#### [Work task]
Print the data again, exactly.

#### [Data supplied]

######

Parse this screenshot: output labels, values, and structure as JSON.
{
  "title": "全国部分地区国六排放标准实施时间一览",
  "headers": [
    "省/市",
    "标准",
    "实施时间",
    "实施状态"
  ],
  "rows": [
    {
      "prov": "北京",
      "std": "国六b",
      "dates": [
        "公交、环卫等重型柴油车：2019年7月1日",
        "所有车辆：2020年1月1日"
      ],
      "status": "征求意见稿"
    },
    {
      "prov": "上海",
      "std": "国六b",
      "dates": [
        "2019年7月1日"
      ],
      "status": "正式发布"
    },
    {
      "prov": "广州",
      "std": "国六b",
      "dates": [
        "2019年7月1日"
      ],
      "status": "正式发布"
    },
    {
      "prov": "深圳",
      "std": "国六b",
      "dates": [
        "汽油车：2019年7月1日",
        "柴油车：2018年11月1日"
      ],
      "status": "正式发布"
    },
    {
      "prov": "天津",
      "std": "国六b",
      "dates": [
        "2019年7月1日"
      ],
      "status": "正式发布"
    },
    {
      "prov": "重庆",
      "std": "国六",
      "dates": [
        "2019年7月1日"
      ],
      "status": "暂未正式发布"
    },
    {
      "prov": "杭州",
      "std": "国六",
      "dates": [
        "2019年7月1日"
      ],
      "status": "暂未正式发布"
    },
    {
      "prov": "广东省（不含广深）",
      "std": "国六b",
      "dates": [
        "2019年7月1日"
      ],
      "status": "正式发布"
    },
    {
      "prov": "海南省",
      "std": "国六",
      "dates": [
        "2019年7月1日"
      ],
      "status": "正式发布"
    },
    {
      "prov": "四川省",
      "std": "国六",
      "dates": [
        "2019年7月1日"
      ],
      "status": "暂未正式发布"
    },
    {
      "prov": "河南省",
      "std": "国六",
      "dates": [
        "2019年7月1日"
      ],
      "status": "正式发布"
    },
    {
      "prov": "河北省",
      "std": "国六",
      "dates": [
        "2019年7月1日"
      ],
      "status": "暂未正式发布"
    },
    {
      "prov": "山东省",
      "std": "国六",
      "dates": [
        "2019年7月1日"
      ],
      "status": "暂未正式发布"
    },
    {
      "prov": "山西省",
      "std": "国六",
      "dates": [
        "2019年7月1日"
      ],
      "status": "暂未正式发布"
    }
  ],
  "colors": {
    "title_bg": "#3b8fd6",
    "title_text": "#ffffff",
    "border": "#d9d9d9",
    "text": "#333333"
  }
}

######

#### [Completed task]
Parse this screenshot: output labels, values, and structure as JSON.
{
  "title": "全国部分地区国六排放标准实施时间一览",
  "headers": [
    "省/市",
    "标准",
    "实施时间",
    "实施状态"
  ],
  "rows": [
    {
      "prov": "北京",
      "std": "国六b",
      "dates": [
        "公交、环卫等重型柴油车：2019年7月1日",
        "所有车辆：2020年1月1日"
      ],
      "status": "征求意见稿"
    },
    {
      "prov": "上海",
      "std": "国六b",
      "dates": [
        "2019年7月1日"
      ],
      "status": "正式发布"
    },
    {
      "prov": "广州",
      "std": "国六b",
      "dates": [
        "2019年7月1日"
      ],
      "status": "正式发布"
    },
    {
      "prov": "深圳",
      "std": "国六b",
      "dates": [
        "汽油车：2019年7月1日",
        "柴油车：2018年11月1日"
      ],
      "status": "正式发布"
    },
    {
      "prov": "天津",
      "std": "国六b",
      "dates": [
        "2019年7月1日"
      ],
      "status": "正式发布"
    },
    {
      "prov": "重庆",
      "std": "国六",
      "dates": [
        "2019年7月1日"
      ],
      "status": "暂未正式发布"
    },
    {
      "prov": "杭州",
      "std": "国六",
      "dates": [
        "2019年7月1日"
      ],
      "status": "暂未正式发布"
    },
    {
      "prov": "广东省（不含广深）",
      "std": "国六b",
      "dates": [
        "2019年7月1日"
      ],
      "status": "正式发布"
    },
    {
      "prov": "海南省",
      "std": "国六",
      "dates": [
        "2019年7月1日"
      ],
      "status": "正式发布"
    },
    {
      "prov": "四川省",
      "std": "国六",
      "dates": [
        "2019年7月1日"
      ],
      "status": "暂未正式发布"
    },
    {
      "prov": "河南省",
      "std": "国六",
      "dates": [
        "2019年7月1日"
      ],
      "status": "正式发布"
    },
    {
      "prov": "河北省",
      "std": "国六",
      "dates": [
        "2019年7月1日"
      ],
      "status": "暂未正式发布"
    },
    {
      "prov": "山东省",
      "std": "国六",
      "dates": [
        "2019年7月1日"
      ],
      "status": "暂未正式发布"
    },
    {
      "prov": "山西省",
      "std": "国六",
      "dates": [
        "2019年7月1日"
      ],
      "status": "暂未正式发布"
    }
  ],
  "colors": {
    "title_bg": "#3b8fd6",
    "title_text": "#ffffff",
    "border": "#d9d9d9",
    "text": "#333333"
  }
}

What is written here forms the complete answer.